Demonstrating that the whole arrangement was to cover up Cohen's payment to ensure such knowledge wouldn't hurt his presidential campaign, will be a "hell of a task, I think, for the prosecution here," Bederow said.
But Eisen scoffed at that potential defence. He said Trump would have to show there was no element of campaign intentionality, "no element whatsoever," regarding the payment to Daniels.
"Who does he think is fooling? Even for a serial fabricator like Donald Trump, this is beyond the pale," said Eisen, the attorney who worked on Trump's impeachment. "I do not accept that bad defence will succeed. No jury will buy that."
The credibility of Cohen

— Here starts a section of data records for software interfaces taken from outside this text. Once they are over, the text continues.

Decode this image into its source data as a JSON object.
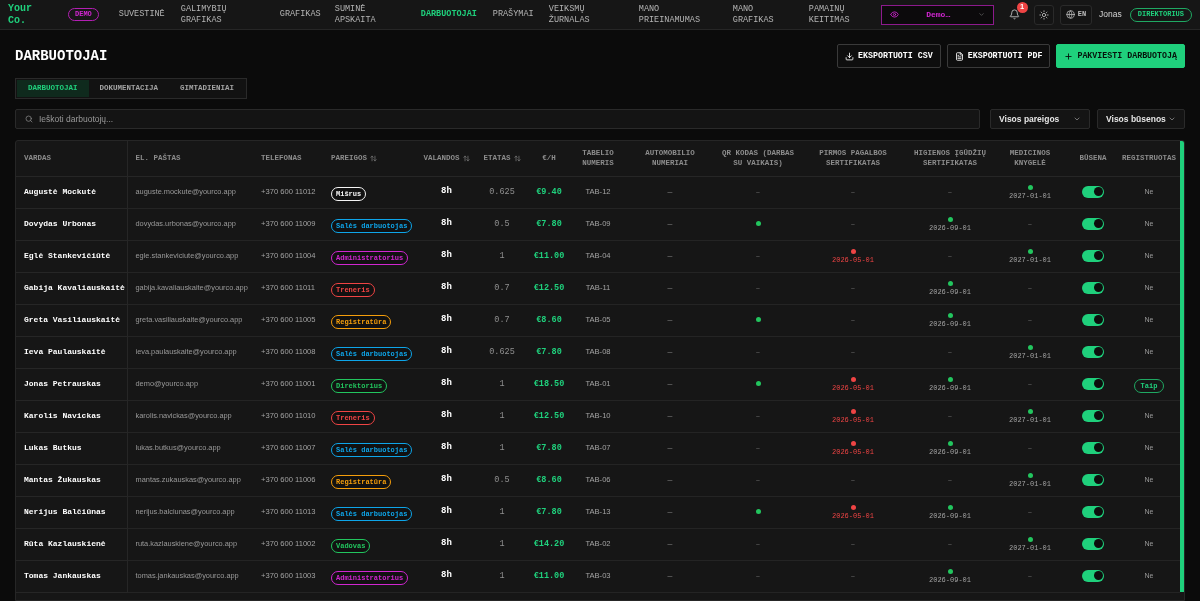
{
  "topbar": {
    "logo": "Your Co.",
    "env_badge": "DEMO",
    "nav": [
      {
        "label": "SUVESTINĖ",
        "selected": false
      },
      {
        "label": "GALIMYBIŲ GRAFIKAS",
        "selected": false
      },
      {
        "label": "GRAFIKAS",
        "selected": false
      },
      {
        "label": "SUMINĖ APSKAITA",
        "selected": false
      },
      {
        "label": "DARBUOTOJAI",
        "selected": true
      },
      {
        "label": "PRAŠYMAI",
        "selected": false
      },
      {
        "label": "VEIKSMŲ ŽURNALAS",
        "selected": false
      },
      {
        "label": "MANO PRIEINAMUMAS",
        "selected": false
      },
      {
        "label": "MANO GRAFIKAS",
        "selected": false
      },
      {
        "label": "PAMAINŲ KEITIMAS",
        "selected": false
      }
    ],
    "view_as": {
      "value": "Demo…"
    },
    "notifications": {
      "count": "1"
    },
    "language": "EN",
    "user": "Jonas",
    "role": "DIREKTORIUS"
  },
  "page": {
    "title": "DARBUOTOJAI",
    "actions": [
      {
        "kind": "download",
        "label": "EKSPORTUOTI CSV"
      },
      {
        "kind": "file",
        "label": "EKSPORTUOTI PDF"
      },
      {
        "kind": "primary",
        "label": "PAKVIESTI DARBUOTOJĄ"
      }
    ]
  },
  "tabs": [
    {
      "label": "DARBUOTOJAI",
      "selected": true
    },
    {
      "label": "DOKUMENTACIJA",
      "selected": false
    },
    {
      "label": "GIMTADIENIAI",
      "selected": false
    }
  ],
  "search": {
    "placeholder": "Ieškoti darbuotojų..."
  },
  "filters": [
    {
      "value": "Visos pareigos"
    },
    {
      "value": "Visos būsenos"
    }
  ],
  "table": {
    "columns": [
      {
        "label": "VARDAS",
        "sortable": false
      },
      {
        "label": "EL. PAŠTAS",
        "sortable": false
      },
      {
        "label": "TELEFONAS",
        "sortable": false
      },
      {
        "label": "PAREIGOS",
        "sortable": true
      },
      {
        "label": "VALANDOS",
        "sortable": true
      },
      {
        "label": "ETATAS",
        "sortable": true
      },
      {
        "label": "€/H",
        "sortable": false
      },
      {
        "label": "TABELIO NUMERIS",
        "sortable": false
      },
      {
        "label": "AUTOMOBILIO NUMERIAI",
        "sortable": false
      },
      {
        "label": "QR KODAS (DARBAS SU VAIKAIS)",
        "sortable": false
      },
      {
        "label": "PIRMOS PAGALBOS SERTIFIKATAS",
        "sortable": false
      },
      {
        "label": "HIGIENOS ĮGŪDŽIŲ SERTIFIKATAS",
        "sortable": false
      },
      {
        "label": "MEDICINOS KNYGELĖ",
        "sortable": false
      },
      {
        "label": "BŪSENA",
        "sortable": false
      },
      {
        "label": "REGISTRUOTAS",
        "sortable": false
      }
    ],
    "rows": [
      {
        "name": "Augustė Mockutė",
        "email": "auguste.mockute@yourco.app",
        "phone": "+370 600 11012",
        "role": {
          "label": "Mišrus",
          "color": "#f5f5f5"
        },
        "hours": "8h",
        "fte": "0.625",
        "rate": "€9.40",
        "tab_no": "TAB-12",
        "car": "—",
        "qr": {
          "kind": "dash",
          "text": "–"
        },
        "first_aid": {
          "kind": "dash",
          "text": "–"
        },
        "hygiene": {
          "kind": "dash",
          "text": "–"
        },
        "medical": {
          "kind": "date",
          "color": "#22c55e",
          "date": "2027-01-01",
          "expiring": false
        },
        "active": true,
        "registered": {
          "label": "Ne",
          "on": false
        }
      },
      {
        "name": "Dovydas Urbonas",
        "email": "dovydas.urbonas@yourco.app",
        "phone": "+370 600 11009",
        "role": {
          "label": "Salės darbuotojas",
          "color": "#0ea5e9"
        },
        "hours": "8h",
        "fte": "0.5",
        "rate": "€7.80",
        "tab_no": "TAB-09",
        "car": "—",
        "qr": {
          "kind": "dot",
          "color": "#22c55e"
        },
        "first_aid": {
          "kind": "dash",
          "text": "–"
        },
        "hygiene": {
          "kind": "date",
          "color": "#22c55e",
          "date": "2026-09-01",
          "expiring": false
        },
        "medical": {
          "kind": "dash",
          "text": "–"
        },
        "active": true,
        "registered": {
          "label": "Ne",
          "on": false
        }
      },
      {
        "name": "Eglė Stankevičiūtė",
        "email": "egle.stankeviciute@yourco.app",
        "phone": "+370 600 11004",
        "role": {
          "label": "Administratorius",
          "color": "#d026d0"
        },
        "hours": "8h",
        "fte": "1",
        "rate": "€11.00",
        "tab_no": "TAB-04",
        "car": "—",
        "qr": {
          "kind": "dash",
          "text": "–"
        },
        "first_aid": {
          "kind": "date",
          "color": "#ef4444",
          "date": "2026-05-01",
          "expiring": true
        },
        "hygiene": {
          "kind": "dash",
          "text": "–"
        },
        "medical": {
          "kind": "date",
          "color": "#22c55e",
          "date": "2027-01-01",
          "expiring": false
        },
        "active": true,
        "registered": {
          "label": "Ne",
          "on": false
        }
      },
      {
        "name": "Gabija Kavaliauskaitė",
        "email": "gabija.kavaliauskaite@yourco.app",
        "phone": "+370 600 11011",
        "role": {
          "label": "Treneris",
          "color": "#ef4444"
        },
        "hours": "8h",
        "fte": "0.7",
        "rate": "€12.50",
        "tab_no": "TAB-11",
        "car": "—",
        "qr": {
          "kind": "dash",
          "text": "–"
        },
        "first_aid": {
          "kind": "dash",
          "text": "–"
        },
        "hygiene": {
          "kind": "date",
          "color": "#22c55e",
          "date": "2026-09-01",
          "expiring": false
        },
        "medical": {
          "kind": "dash",
          "text": "–"
        },
        "active": true,
        "registered": {
          "label": "Ne",
          "on": false
        }
      },
      {
        "name": "Greta Vasiliauskaitė",
        "email": "greta.vasiliauskaite@yourco.app",
        "phone": "+370 600 11005",
        "role": {
          "label": "Registratūra",
          "color": "#f59e0b"
        },
        "hours": "8h",
        "fte": "0.7",
        "rate": "€8.60",
        "tab_no": "TAB-05",
        "car": "—",
        "qr": {
          "kind": "dot",
          "color": "#22c55e"
        },
        "first_aid": {
          "kind": "dash",
          "text": "–"
        },
        "hygiene": {
          "kind": "date",
          "color": "#22c55e",
          "date": "2026-09-01",
          "expiring": false
        },
        "medical": {
          "kind": "dash",
          "text": "–"
        },
        "active": true,
        "registered": {
          "label": "Ne",
          "on": false
        }
      },
      {
        "name": "Ieva Paulauskaitė",
        "email": "ieva.paulauskaite@yourco.app",
        "phone": "+370 600 11008",
        "role": {
          "label": "Salės darbuotojas",
          "color": "#0ea5e9"
        },
        "hours": "8h",
        "fte": "0.625",
        "rate": "€7.80",
        "tab_no": "TAB-08",
        "car": "—",
        "qr": {
          "kind": "dash",
          "text": "–"
        },
        "first_aid": {
          "kind": "dash",
          "text": "–"
        },
        "hygiene": {
          "kind": "dash",
          "text": "–"
        },
        "medical": {
          "kind": "date",
          "color": "#22c55e",
          "date": "2027-01-01",
          "expiring": false
        },
        "active": true,
        "registered": {
          "label": "Ne",
          "on": false
        }
      },
      {
        "name": "Jonas Petrauskas",
        "email": "demo@yourco.app",
        "phone": "+370 600 11001",
        "role": {
          "label": "Direktorius",
          "color": "#22c55e"
        },
        "hours": "8h",
        "fte": "1",
        "rate": "€18.50",
        "tab_no": "TAB-01",
        "car": "—",
        "qr": {
          "kind": "dot",
          "color": "#22c55e"
        },
        "first_aid": {
          "kind": "date",
          "color": "#ef4444",
          "date": "2026-05-01",
          "expiring": true
        },
        "hygiene": {
          "kind": "date",
          "color": "#22c55e",
          "date": "2026-09-01",
          "expiring": false
        },
        "medical": {
          "kind": "dash",
          "text": "–"
        },
        "active": true,
        "registered": {
          "label": "Taip",
          "on": true
        }
      },
      {
        "name": "Karolis Navickas",
        "email": "karolis.navickas@yourco.app",
        "phone": "+370 600 11010",
        "role": {
          "label": "Treneris",
          "color": "#ef4444"
        },
        "hours": "8h",
        "fte": "1",
        "rate": "€12.50",
        "tab_no": "TAB-10",
        "car": "—",
        "qr": {
          "kind": "dash",
          "text": "–"
        },
        "first_aid": {
          "kind": "date",
          "color": "#ef4444",
          "date": "2026-05-01",
          "expiring": true
        },
        "hygiene": {
          "kind": "dash",
          "text": "–"
        },
        "medical": {
          "kind": "date",
          "color": "#22c55e",
          "date": "2027-01-01",
          "expiring": false
        },
        "active": true,
        "registered": {
          "label": "Ne",
          "on": false
        }
      },
      {
        "name": "Lukas Butkus",
        "email": "lukas.butkus@yourco.app",
        "phone": "+370 600 11007",
        "role": {
          "label": "Salės darbuotojas",
          "color": "#0ea5e9"
        },
        "hours": "8h",
        "fte": "1",
        "rate": "€7.80",
        "tab_no": "TAB-07",
        "car": "—",
        "qr": {
          "kind": "dash",
          "text": "–"
        },
        "first_aid": {
          "kind": "date",
          "color": "#ef4444",
          "date": "2026-05-01",
          "expiring": true
        },
        "hygiene": {
          "kind": "date",
          "color": "#22c55e",
          "date": "2026-09-01",
          "expiring": false
        },
        "medical": {
          "kind": "dash",
          "text": "–"
        },
        "active": true,
        "registered": {
          "label": "Ne",
          "on": false
        }
      },
      {
        "name": "Mantas Žukauskas",
        "email": "mantas.zukauskas@yourco.app",
        "phone": "+370 600 11006",
        "role": {
          "label": "Registratūra",
          "color": "#f59e0b"
        },
        "hours": "8h",
        "fte": "0.5",
        "rate": "€8.60",
        "tab_no": "TAB-06",
        "car": "—",
        "qr": {
          "kind": "dash",
          "text": "–"
        },
        "first_aid": {
          "kind": "dash",
          "text": "–"
        },
        "hygiene": {
          "kind": "dash",
          "text": "–"
        },
        "medical": {
          "kind": "date",
          "color": "#22c55e",
          "date": "2027-01-01",
          "expiring": false
        },
        "active": true,
        "registered": {
          "label": "Ne",
          "on": false
        }
      },
      {
        "name": "Nerijus Balčiūnas",
        "email": "nerijus.balciunas@yourco.app",
        "phone": "+370 600 11013",
        "role": {
          "label": "Salės darbuotojas",
          "color": "#0ea5e9"
        },
        "hours": "8h",
        "fte": "1",
        "rate": "€7.80",
        "tab_no": "TAB-13",
        "car": "—",
        "qr": {
          "kind": "dot",
          "color": "#22c55e"
        },
        "first_aid": {
          "kind": "date",
          "color": "#ef4444",
          "date": "2026-05-01",
          "expiring": true
        },
        "hygiene": {
          "kind": "date",
          "color": "#22c55e",
          "date": "2026-09-01",
          "expiring": false
        },
        "medical": {
          "kind": "dash",
          "text": "–"
        },
        "active": true,
        "registered": {
          "label": "Ne",
          "on": false
        }
      },
      {
        "name": "Rūta Kazlauskienė",
        "email": "ruta.kazlauskiene@yourco.app",
        "phone": "+370 600 11002",
        "role": {
          "label": "Vadovas",
          "color": "#22c55e"
        },
        "hours": "8h",
        "fte": "1",
        "rate": "€14.20",
        "tab_no": "TAB-02",
        "car": "—",
        "qr": {
          "kind": "dash",
          "text": "–"
        },
        "first_aid": {
          "kind": "dash",
          "text": "–"
        },
        "hygiene": {
          "kind": "dash",
          "text": "–"
        },
        "medical": {
          "kind": "date",
          "color": "#22c55e",
          "date": "2027-01-01",
          "expiring": false
        },
        "active": true,
        "registered": {
          "label": "Ne",
          "on": false
        }
      },
      {
        "name": "Tomas Jankauskas",
        "email": "tomas.jankauskas@yourco.app",
        "phone": "+370 600 11003",
        "role": {
          "label": "Administratorius",
          "color": "#d026d0"
        },
        "hours": "8h",
        "fte": "1",
        "rate": "€11.00",
        "tab_no": "TAB-03",
        "car": "—",
        "qr": {
          "kind": "dash",
          "text": "–"
        },
        "first_aid": {
          "kind": "dash",
          "text": "–"
        },
        "hygiene": {
          "kind": "date",
          "color": "#22c55e",
          "date": "2026-09-01",
          "expiring": false
        },
        "medical": {
          "kind": "dash",
          "text": "–"
        },
        "active": true,
        "registered": {
          "label": "Ne",
          "on": false
        }
      }
    ]
  }
}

One of Bragg's biggest liabilities, said Bederow, could be his key witness: Michael Cohen.
"Michael Cohen is the worst witness imaginable that a prosecutor could have for several different reasons," Bederow said.
Most significantly, Bederow said, Cohen is a convicted felon, having pleaded guilty to campaign finance charges and of lying to the U.S. Congress.
"It's not often that the star witness literally has a conviction for making false statements under oath," Bederow said. "It's not a good starting point for any prosecutor."
Bederow said it's obvious that Cohen has a personal disdain for Trump, which could raise questions about his motivation to testify.
But prosecutors often have to rely on people who themselves were culpable in a crime, Eisen said.
"[Cohen] accepted responsibility for what he did wrong. And his story on the hush money payment has absolutely not varied right since he began cooperating. I know because he was one of the first witnesses that I talked to when we were doing the impeachment."
Eisen agreed that the cross-examination of Cohen would be "colourful and tough."
"I believe he's telling the truth. He's rough around the edges and colourful himself but I think he's going to withstand cross-examination."
Statute of limitations
Trump could benefit from the time it's taken Bragg to bring a case against him to court.
The statute of limitations for this kind of litigation is usually five years. And since the payment was made in 2016, more than six years have passed.
However, if a defendant has been out of state, then the statute of limitation can be "toiled" or suspended during that period. And Trump, having been in D.C. for four years as president, was out of state.
"But it's hard to believe the legislature would have intended ... that serving as president of the United States counts as being out of state," Shapiro said.
With files from The Associated Press